At IMAS we work with various organisations and institutions to ensure we provide the very best in advice, education, and expertise to our stakeholders, peers, and students.
The following partners, projects and collaborations make up a vitally important part of our role in providing world-leading scientific and policy-ready research outcomes.
The University of Tasmania (UTAS), in partnership with the Australian National University (ANU), the University of New South Wales (UNSW), and 40 other national and international research institutions and Universities have formed the Australian Centre for Excellence in Antarctic Science.
ACEAS will conduct world-leading research into changes that are happening in the Antarctic and Southern Ocean and the impacts that the changes are having on the global climate system.
The research will provide the national-scale research capacity required to advance knowledge and hone predictions of Antarctica’s complex ice-Earth-ocean-atmosphere-ecosystem interactions that govern future changes and impacts. New data will improve predictions of the nature and rate of future change, enabling Australia to better safeguard against the worst impacts.
The Blue Economy CRC will, for the first time bring the aquaculture and renewable energy sectors together to address the challenges of offshore food and energy production, that leverages the benefits of colocation, vertical integration, infrastructure and shared services. Offshore engineering will be central to this emergence, leveraging decades of experience drawn from the shipping, defence, oil and gas industries.
The Australian Antarctic Program Partnership (AAPP) is an Australian Government funded initiative through the Antarctic Science Collaboration Initiative program to better understand the role of the Antarctic region in the global climate system and the implications for marine ecosystems.
Core partners of the AAPP are the Australian Antarctic Division (AAD), CSIRO, the University of Tasmania (UTAS), and the Bureau of Meteorology (BoM). Other partners include Geoscience Australia (GA), the Tasmanian State Government and Australia’s Integrated Marine Observing System (IMOS).
The Centre for Marine Socioecology makes use of the critical mass of nationally and internationally leading researchers present in Hobart.
The Centre brings together a wide variety of disciplines: oceanography, ecology, economics, policy, law and social science. These disciplines are in active collaboration to directly address the theory and applied sides of marine socio-ecological systems.
The Centre is a collaboration between the University of Tasmania (via IMAS), CSIRO and the Australian Antarctic Division and is hosted at our Waterfront building in Hobart.
The Sustainable Marine Research Collaboration Agreement (SMRCA) between the Tasmanian State Government and the University of Tasmania was established to support research on Tasmanian marine resources, including commercial and recreational fisheries, wild harvest and aquaculture.
Our strategic approach to the SMRCA attempts to balance the economic, social and environmental factors that contribute to ensuring a sustainable and productive future; engaging with industry and other partners for the long term prosperity of both Tasmania and the broader Australian community.
Redmap stands for Range Extension Database and Mapping project. This project invites Australians to share sightings of marine species that are 'uncommon' to their local seas.

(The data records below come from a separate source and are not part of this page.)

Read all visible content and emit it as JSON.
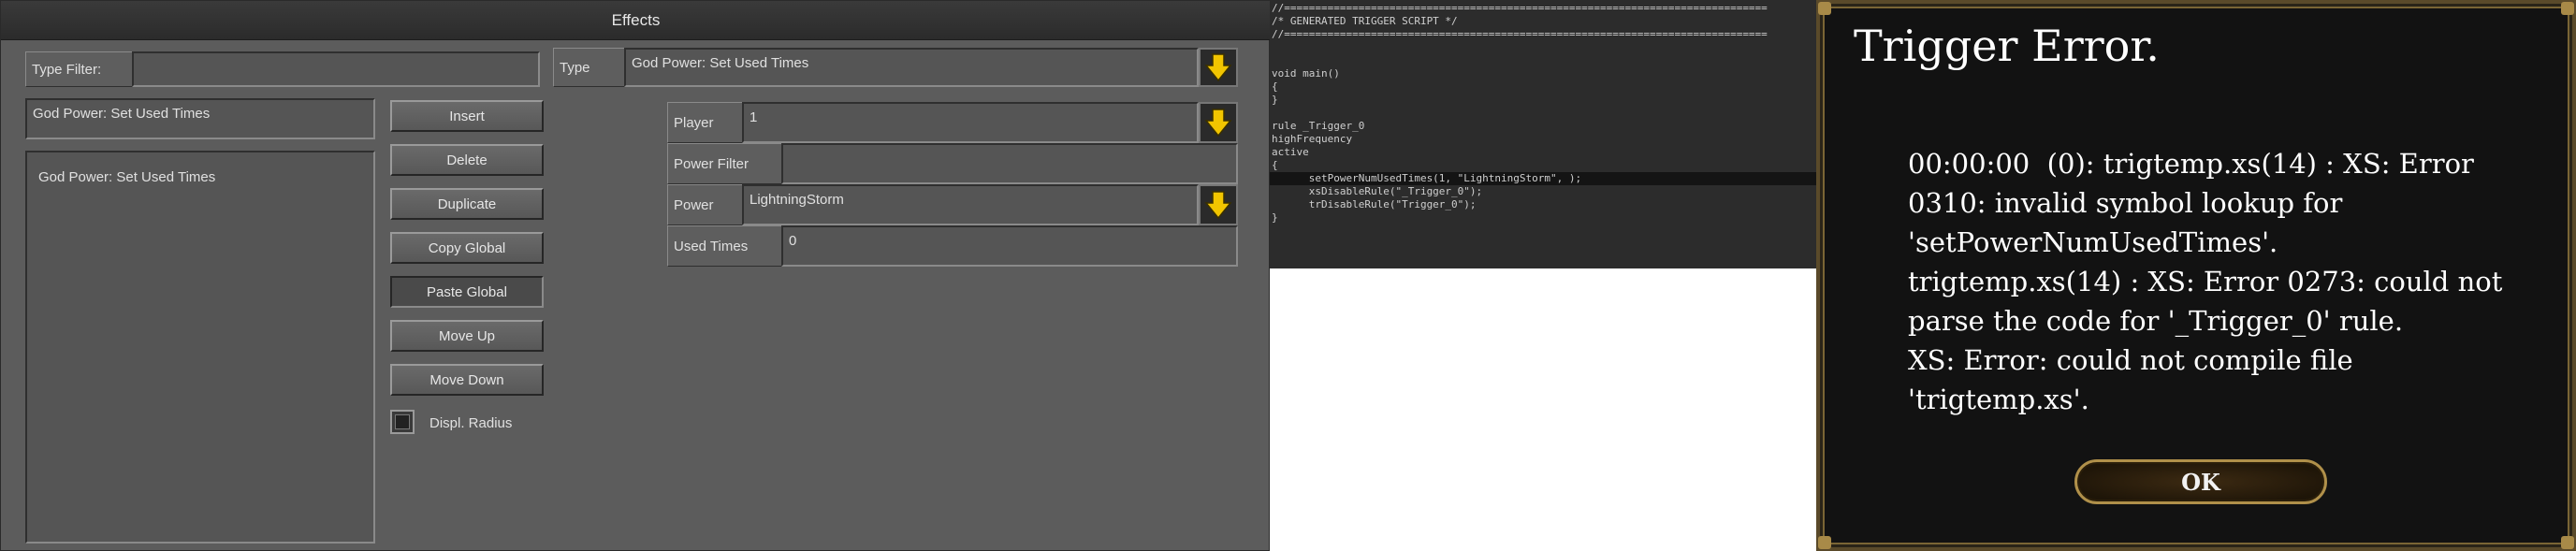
{
  "effects_window": {
    "title": "Effects",
    "type_filter": {
      "label": "Type Filter:",
      "value": ""
    },
    "type": {
      "label": "Type",
      "value": "God Power: Set Used Times"
    },
    "selected_effect": "God Power: Set Used Times",
    "effect_list": [
      "God Power: Set Used Times"
    ],
    "buttons": {
      "insert": "Insert",
      "delete": "Delete",
      "duplicate": "Duplicate",
      "copy_global": "Copy Global",
      "paste_global": "Paste Global",
      "move_up": "Move Up",
      "move_down": "Move Down"
    },
    "displ_radius": {
      "label": "Displ. Radius",
      "checked": false
    },
    "params": {
      "player": {
        "label": "Player",
        "value": "1"
      },
      "power_filter": {
        "label": "Power Filter",
        "value": ""
      },
      "power": {
        "label": "Power",
        "value": "LightningStorm"
      },
      "used_times": {
        "label": "Used Times",
        "value": "0"
      }
    }
  },
  "script": {
    "lines": [
      "//==============================================================================",
      "/* GENERATED TRIGGER SCRIPT */",
      "//==============================================================================",
      "",
      "",
      "void main()",
      "{",
      "}",
      "",
      "rule _Trigger_0",
      "highFrequency",
      "active",
      "{",
      "      setPowerNumUsedTimes(1, \"LightningStorm\", );",
      "      xsDisableRule(\"_Trigger_0\");",
      "      trDisableRule(\"Trigger_0\");",
      "}"
    ],
    "highlighted_line": 13
  },
  "error_dialog": {
    "title": "Trigger Error.",
    "message_lines": [
      "00:00:00  (0): trigtemp.xs(14) : XS: Error",
      "0310: invalid symbol lookup for",
      "'setPowerNumUsedTimes'.",
      "trigtemp.xs(14) : XS: Error 0273: could not",
      "parse the code for '_Trigger_0' rule.",
      "XS: Error: could not compile file",
      "'trigtemp.xs'."
    ],
    "ok_label": "OK"
  },
  "colors": {
    "panel_bg": "#5c5c5c",
    "dropdown_arrow": "#f2c500",
    "dialog_bg": "#121212",
    "dialog_border": "#b0904a"
  },
  "icons": {
    "dropdown": "arrow-down-icon"
  }
}
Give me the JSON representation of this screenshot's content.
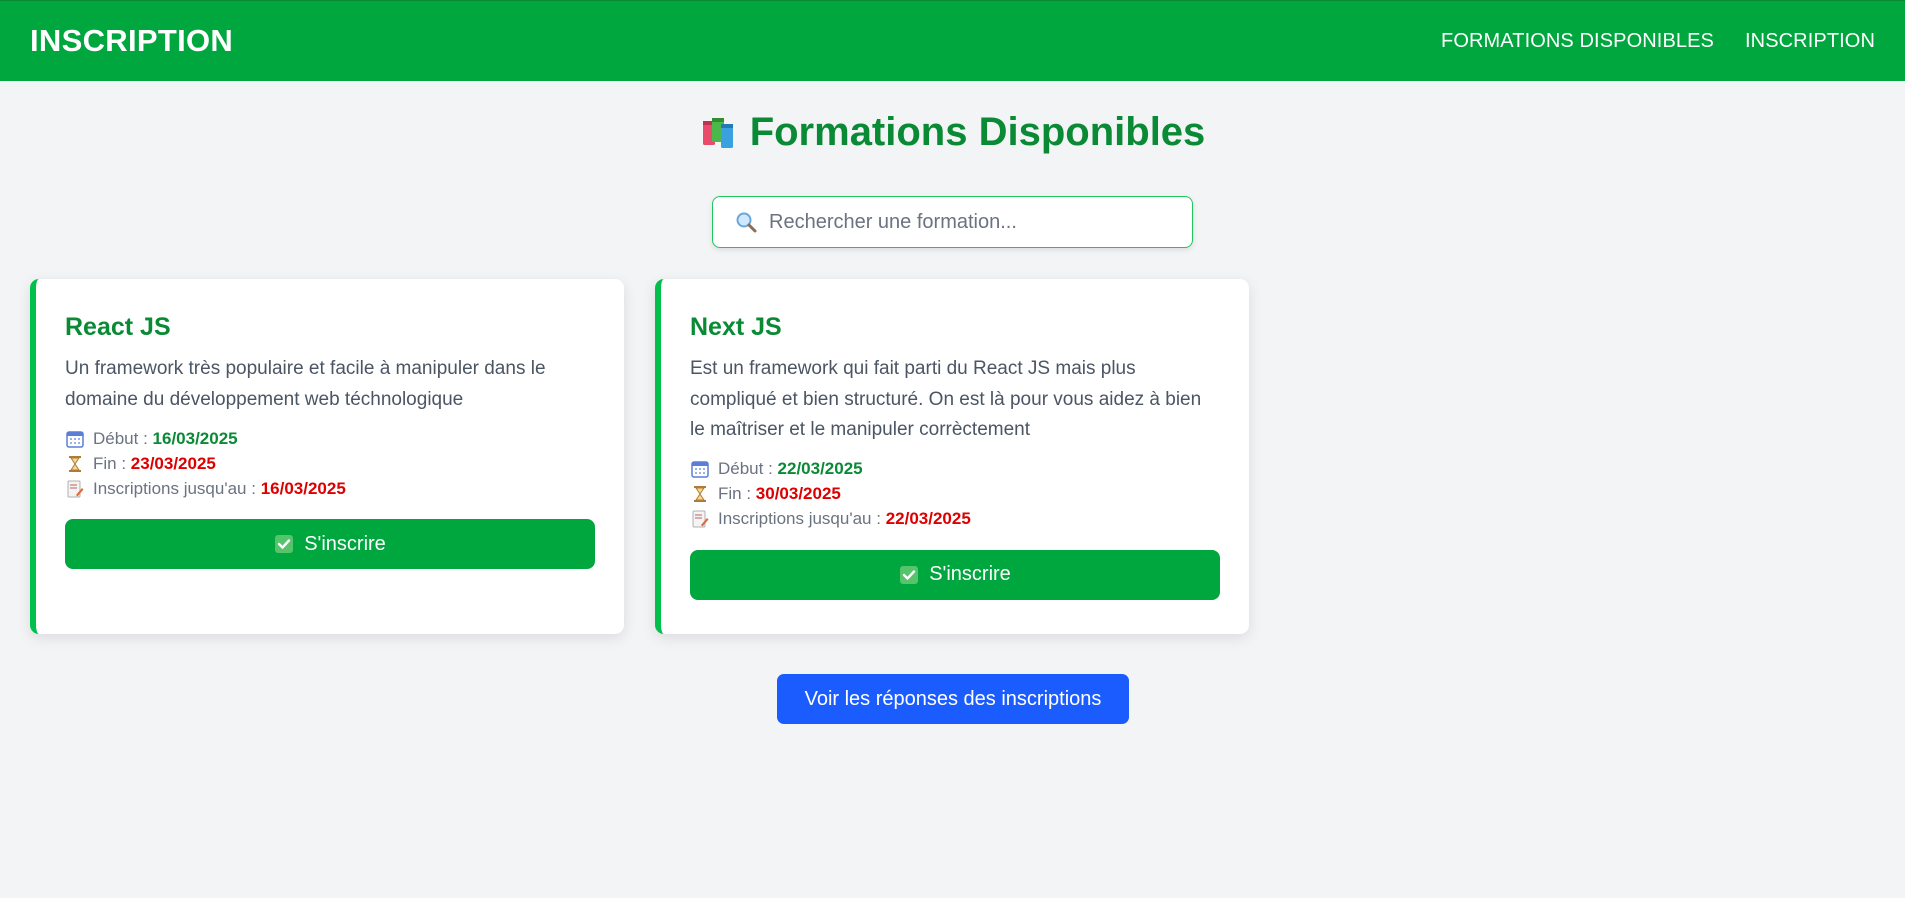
{
  "navbar": {
    "brand": "INSCRIPTION",
    "links": [
      "FORMATIONS DISPONIBLES",
      "INSCRIPTION"
    ],
    "color": "#00a63e"
  },
  "page": {
    "title": "Formations Disponibles",
    "title_icon": "books-icon",
    "title_color": "#0a8a35"
  },
  "search": {
    "placeholder": "Rechercher une formation...",
    "value": "",
    "icon": "magnifier-icon"
  },
  "formations": [
    {
      "title": "React JS",
      "description": "Un framework très populaire et facile à manipuler dans le domaine du développement web téchnologique",
      "debut_label": "Début :",
      "debut": "16/03/2025",
      "fin_label": "Fin :",
      "fin": "23/03/2025",
      "limite_label": "Inscriptions jusqu'au :",
      "limite": "16/03/2025",
      "button": "S'inscrire"
    },
    {
      "title": "Next JS",
      "description": "Est un framework qui fait parti du React JS mais plus compliqué et bien structuré. On est là pour vous aidez à bien le maîtriser et le manipuler corrèctement",
      "debut_label": "Début :",
      "debut": "22/03/2025",
      "fin_label": "Fin :",
      "fin": "30/03/2025",
      "limite_label": "Inscriptions jusqu'au :",
      "limite": "22/03/2025",
      "button": "S'inscrire"
    }
  ],
  "responses_button": "Voir les réponses des inscriptions",
  "colors": {
    "primary_green": "#00a63e",
    "accent_green": "#0a8a35",
    "date_red": "#dc0000",
    "blue_button": "#1b5cff",
    "background": "#f3f4f6"
  }
}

Redmap uses this citizen science data to map which Australian marine species may be extending their distribution in response to changes in the marine environment, such as ocean warming.
This data also highlights regions and species that may be experiencing more distribution changes, so that research can be focused into these areas.
Reef Life Survey (RLS) aims to improve biodiversity conservation and the sustainable management of marine resources. This is achieved by coordinating surveys of rocky and coral reefs using scientific methods. The ultimate goal of RLS is to improve coastal stewardship.
RLS has established the first global baseline of marine biodiversity using consistent methods, which includes abundance data for over 3500 marine species at more than 2000 sites in 40 countries.
This information is used to track changing ecosystems, allowing managers and scientists to better understand how human society affects the marine environment, and to identify better ways forward to reduce threats.
The Integrated Marine Observing System (IMOS) is one of the national research infrastructure capabilities currently supported under the Australian Government's National Collaborative Research Infrastructure Strategy (NCRIS).
Since 2006, IMOS has been routinely operating a wide range of observing equipment throughout Australia's coastal and open oceans, making all of its data accessible to the marine and climate science community, other stakeholders and users, and international collaborators.
TPAC operates sophisticated e-Research capabilities on behalf of Australian and IMAS researchers. We host research collections from research programs and research observing systems.
TPAC has more than 1 petabyte of collections being hosted and served to the research community representing research investments in excess of $250m. This facility is an investment of over $5m in hardware by National Collaboration Research Infrastructure Service (NCRIS).
The international science community has long recognised the need for a coordinated and integrated approach to observing the Southern Ocean.
Under the direction of the Scientific Committee for Oceanic Research and the Scientific Committee for Oceanic Research, and with the input of the World Climate Research Programmes' Climate and Cryosphere (CliC) and Climate Variability and Predictability (CLIVAR) projects, and the Partnership for Observation of the Global Oceans (POGO), the concept for the Southern Ocean Observing System (SOOS) was developed.